Electronic Scales Used in Bariatric Medicine

bench-scale-5TObesity is a medical condition in which excess body fat has accumulated to the extent that it may have an adverse effect on health. While this condition was not very common before the 1900s, it is now estimated that about 10% of the world population may be obese. A new field of medicine called bariatric medicine has evolved in the past several decades to treat obesity as well as to treat the medical conditions that come with it, such as diabetes. With this new field of medicine also came the need for special equipment in homes and hospitals that could be safe with overweight patients. Special bariatric beds have been developed that support weights over 1000 pounds. These beds also require special mattresses that relieve pressure under the weight of obese patients and prevent pressure sores and ulcers. Many bariatric patients have trouble walking or standing for an extended length of time. Therefore, special extra-wide heavy-duty wheelchairs have been developed to support obese patients and special shower chairs have been designed to allow these patients to shower without having to stand. Even large chairs and toilets have been developed for the bariatric medicine industry along with patient lifts to pick up patients that cannot move themselves and are too heavy for other people to move them.

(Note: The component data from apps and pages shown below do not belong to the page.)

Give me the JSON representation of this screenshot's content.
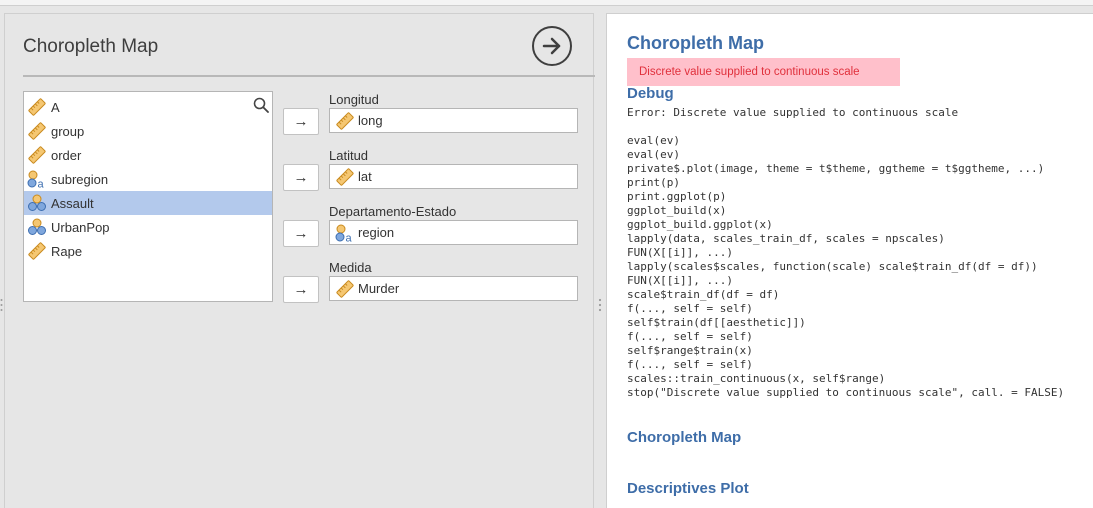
{
  "left": {
    "title": "Choropleth Map",
    "variables": [
      {
        "label": "A",
        "icon": "ruler-icon",
        "selected": false
      },
      {
        "label": "group",
        "icon": "ruler-icon",
        "selected": false
      },
      {
        "label": "order",
        "icon": "ruler-icon",
        "selected": false
      },
      {
        "label": "subregion",
        "icon": "nominal-text-icon",
        "selected": false
      },
      {
        "label": "Assault",
        "icon": "nominal-icon",
        "selected": true
      },
      {
        "label": "UrbanPop",
        "icon": "nominal-icon",
        "selected": false
      },
      {
        "label": "Rape",
        "icon": "ruler-icon",
        "selected": false
      }
    ],
    "targets": [
      {
        "label": "Longitud",
        "value": "long",
        "icon": "ruler-icon"
      },
      {
        "label": "Latitud",
        "value": "lat",
        "icon": "ruler-icon"
      },
      {
        "label": "Departamento-Estado",
        "value": "region",
        "icon": "nominal-text-icon"
      },
      {
        "label": "Medida",
        "value": "Murder",
        "icon": "ruler-icon"
      }
    ],
    "arrow_glyph": "→"
  },
  "results": {
    "title": "Choropleth Map",
    "error": "Discrete value supplied to continuous scale",
    "debug_heading": "Debug",
    "trace": "Error: Discrete value supplied to continuous scale\n\neval(ev)\neval(ev)\nprivate$.plot(image, theme = t$theme, ggtheme = t$ggtheme, ...)\nprint(p)\nprint.ggplot(p)\nggplot_build(x)\nggplot_build.ggplot(x)\nlapply(data, scales_train_df, scales = npscales)\nFUN(X[[i]], ...)\nlapply(scales$scales, function(scale) scale$train_df(df = df))\nFUN(X[[i]], ...)\nscale$train_df(df = df)\nf(..., self = self)\nself$train(df[[aesthetic]])\nf(..., self = self)\nself$range$train(x)\nf(..., self = self)\nscales::train_continuous(x, self$range)\nstop(\"Discrete value supplied to continuous scale\", call. = FALSE)",
    "section_choropleth": "Choropleth Map",
    "section_descriptives": "Descriptives Plot"
  },
  "colors": {
    "accent": "#3e6da8",
    "error_bg": "#ffc0cb",
    "error_text": "#e0303c",
    "selected_row": "#b3c9ec"
  }
}
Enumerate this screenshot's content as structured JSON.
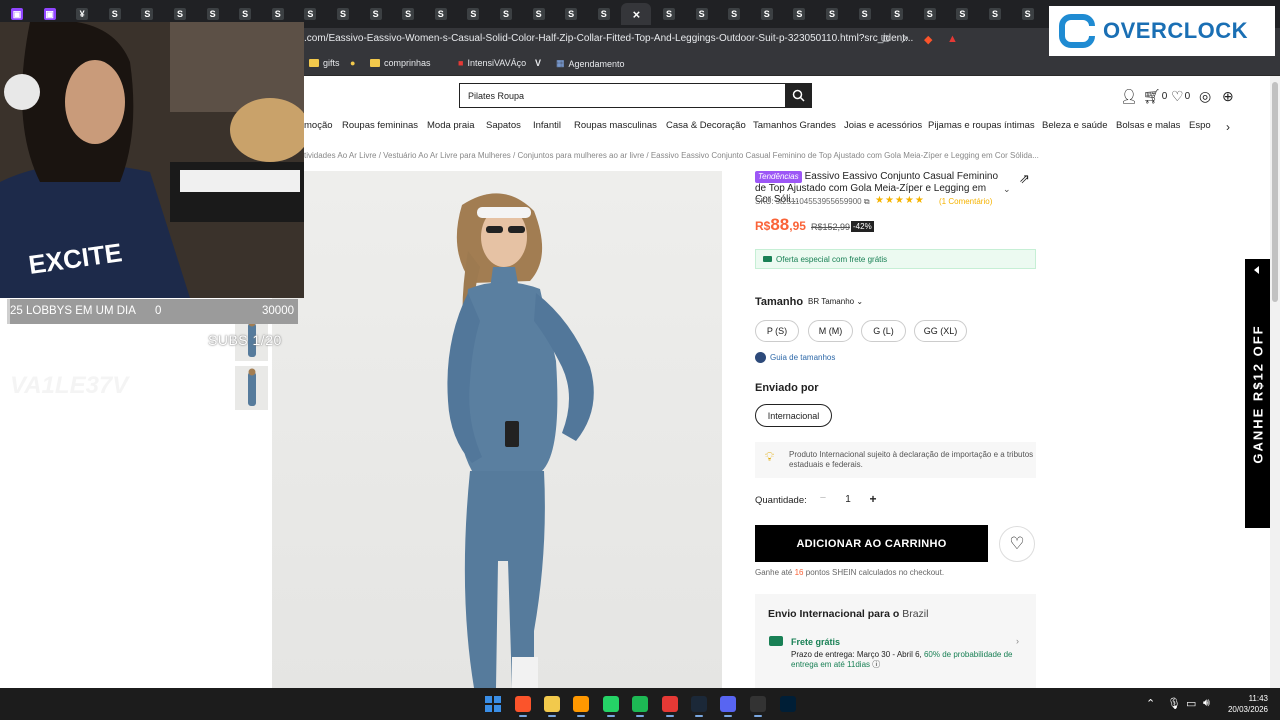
{
  "browser": {
    "tabs": [
      {
        "icon": "twitch-icon",
        "glyph": "▣"
      },
      {
        "icon": "twitch-icon",
        "glyph": "▣"
      },
      {
        "icon": "tab-favicon",
        "glyph": "¥"
      },
      {
        "icon": "s-icon",
        "glyph": "S"
      },
      {
        "icon": "s-icon",
        "glyph": "S"
      },
      {
        "icon": "s-icon",
        "glyph": "S"
      },
      {
        "icon": "s-icon",
        "glyph": "S"
      },
      {
        "icon": "s-icon",
        "glyph": "S"
      },
      {
        "icon": "s-icon",
        "glyph": "S"
      },
      {
        "icon": "s-icon",
        "glyph": "S"
      },
      {
        "icon": "s-icon",
        "glyph": "S"
      },
      {
        "icon": "s-icon",
        "glyph": "S"
      },
      {
        "icon": "s-icon",
        "glyph": "S"
      },
      {
        "icon": "s-icon",
        "glyph": "S"
      },
      {
        "icon": "s-icon",
        "glyph": "S"
      },
      {
        "icon": "s-icon",
        "glyph": "S"
      },
      {
        "icon": "s-icon",
        "glyph": "S"
      },
      {
        "icon": "s-icon",
        "glyph": "S"
      },
      {
        "icon": "s-icon",
        "glyph": "S"
      },
      {
        "icon": "close-icon",
        "glyph": "×"
      },
      {
        "icon": "s-icon",
        "glyph": "S"
      },
      {
        "icon": "s-icon",
        "glyph": "S"
      },
      {
        "icon": "s-icon",
        "glyph": "S"
      },
      {
        "icon": "s-icon",
        "glyph": "S"
      },
      {
        "icon": "s-icon",
        "glyph": "S"
      },
      {
        "icon": "s-icon",
        "glyph": "S"
      },
      {
        "icon": "s-icon",
        "glyph": "S"
      },
      {
        "icon": "s-icon",
        "glyph": "S"
      },
      {
        "icon": "s-icon",
        "glyph": "S"
      },
      {
        "icon": "s-icon",
        "glyph": "S"
      },
      {
        "icon": "s-icon",
        "glyph": "S"
      },
      {
        "icon": "s-icon",
        "glyph": "S"
      }
    ],
    "url": ".com/Eassivo-Eassivo-Women-s-Casual-Solid-Color-Half-Zip-Collar-Fitted-Top-And-Leggings-Outdoor-Suit-p-323050110.html?src_ident...",
    "bookmarks": [
      {
        "label": "gifts",
        "icon": "folder-icon"
      },
      {
        "label": "",
        "icon": "dot-icon"
      },
      {
        "label": "comprinhas",
        "icon": "folder-icon"
      },
      {
        "label": "IntensiVAVÁço",
        "icon": "bookmark-favicon"
      },
      {
        "label": "",
        "icon": "v-icon"
      },
      {
        "label": "Agendamento",
        "icon": "calendar-icon"
      }
    ]
  },
  "overlay": {
    "brand": "OVERCLOCK",
    "lobby_label": "25 LOBBYS EM UM DIA",
    "lobby_current": "0",
    "lobby_goal": "30000",
    "lobby_progress": 0,
    "subs": "SUBS 1/20",
    "ghost_text": "VA1LE37V"
  },
  "site": {
    "search_value": "Pilates Roupa",
    "header_counts": {
      "cart": "0",
      "wishlist": "0"
    },
    "nav": [
      "moção",
      "Roupas femininas",
      "Moda praia",
      "Sapatos",
      "Infantil",
      "Roupas masculinas",
      "Casa & Decoração",
      "Tamanhos Grandes",
      "Joias e acessórios",
      "Pijamas e roupas íntimas",
      "Beleza e saúde",
      "Bolsas e malas",
      "Espo"
    ],
    "breadcrumb": "tividades Ao Ar Livre /  Vestuário Ao Ar Livre para Mulheres /  Conjuntos para mulheres ao ar livre /  Eassivo Eassivo Conjunto Casual Feminino de Top Ajustado com Gola Meia-Zíper e Legging em Cor Sólida..."
  },
  "product": {
    "badge": "Tendências",
    "title": "Eassivo Eassivo Conjunto Casual Feminino de Top Ajustado com Gola Meia-Zíper e Legging em Cor Sóli...",
    "sku": "SKU: st2511045539556599​00",
    "rating": 5,
    "stars": "★★★★★",
    "reviews": "(1 Comentário)",
    "price_currency": "R$",
    "price_int": "88",
    "price_dec": ",95",
    "old_price": "R$152,99",
    "discount": "-42%",
    "offer": "Oferta especial com frete grátis",
    "size_label": "Tamanho",
    "size_selector": "BR Tamanho",
    "sizes": [
      "P (S)",
      "M (M)",
      "G (L)",
      "GG (XL)"
    ],
    "size_guide": "Guia de tamanhos",
    "ship_label": "Enviado por",
    "ship_option": "Internacional",
    "notice": "Produto Internacional sujeito à declaração de importação e a tributos estaduais e federais.",
    "qty_label": "Quantidade:",
    "qty_minus": "−",
    "qty_value": "1",
    "qty_plus": "+",
    "add_to_cart": "ADICIONAR AO CARRINHO",
    "points_pre": "Ganhe até",
    "points_num": "16",
    "points_post": "pontos SHEIN calculados no checkout.",
    "shipping": {
      "heading_bold": "Envio Internacional para o",
      "heading_country": "Brazil",
      "free": "Frete grátis",
      "delivery_pre": "Prazo de entrega: Março 30 - Abril 6,",
      "delivery_prob": "60% de probabilidade de entrega em até 11dias",
      "info": "ⓘ"
    },
    "side_banner": "GANHE R$12 OFF"
  },
  "taskbar": {
    "time": "11:43",
    "date": "20/03/2026",
    "apps": [
      {
        "icon": "windows-start-icon",
        "color": "#3a8ee6"
      },
      {
        "icon": "brave-browser-icon",
        "color": "#fb542b"
      },
      {
        "icon": "file-explorer-icon",
        "color": "#f2c94c"
      },
      {
        "icon": "sublime-text-icon",
        "color": "#ff9800"
      },
      {
        "icon": "whatsapp-icon",
        "color": "#25d366"
      },
      {
        "icon": "spotify-icon",
        "color": "#1db954"
      },
      {
        "icon": "app-red-icon",
        "color": "#e53935"
      },
      {
        "icon": "steam-icon",
        "color": "#1b2838"
      },
      {
        "icon": "discord-icon",
        "color": "#5865f2"
      },
      {
        "icon": "obs-icon",
        "color": "#333333"
      },
      {
        "icon": "photoshop-icon",
        "color": "#001e36"
      }
    ]
  }
}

Since the goal of bariatric medicine is to help obese patients lose weight in different ways, it is very important to be able to weigh them with bariatric scales. These scales come in several different forms. For patients who can stand on their own but may need some support, bariatric rail scales are platform scales that include a railing that the patient can hold to steady himself. Chair scales allow a patient to sit on a chair while being weighed. A very efficient scale for the bariatric medicine field is the wheelchair scale. These scales allow the patient to be weighed while sitting in a wheelchair. The most important requirement of wheelchair scales is that they are very low to the ground. The lower a scale is, the shorter the ramp up to the scale must be. One scale manufacturer, Arlyn Scales, produces electronic wheelchair scales that have a low profile of only 1 7/8 for very easy loading. Bariatric wheelchair scales should be wide enough so that they can support a bariatric wheelchair. They should include rails around three edges so that the person loading the wheelchair onto the scale cannot push it over the other side by accident, causing harm to the patient. In addition, electronic wheelchair scales should have a large, bright digital indicator so that the weight can be read by the health care provider from a distance. When buying a bariatric wheelchair scale, a hospital must consider the ruggedness of the scale. When a wheelchair is loaded onto a digital platform scale, the weight of the patient plus the weight of the wheelchair can cause an excessive shock load on the edge of the platform. It is important that the weight transducers within the body of the scale be able to survive this shock load. Many digital scale manufacturers use aluminum load cells when building wheelchair scales since it is cheap and is easy to manufacture. However, under severe shock loads and overload, these aluminum load cells are apt to bend permanently and be destroyed. The best industrial scales for these applications use stainless steel load cells that are much more rugged and can hold up to overload. In rare cases, it may not even be plausible to be able to remove a bariatric patient from their bed. In some cases they may be too heavy to support themselves or may not even fit into a wheelchair. However, it is still necessary to weigh these patients. Scale manufacturing companies such as Arlyn Scales specialize in working with customers to develop custom weighing solutions. In this case, these companies may recommend that load sensor be built directly into the legs of a custom-made bed. The weights recorded by each load cell can then be added up and the weight of the bed can be subtracted from the total to calculate a final patient weight. Other custom weighing solutions may be useful in bariatric medicine. Wheelchair scales may be connected via USB or Ethernet to a computer system, allowing hospitals to keep precise weight records for each patient.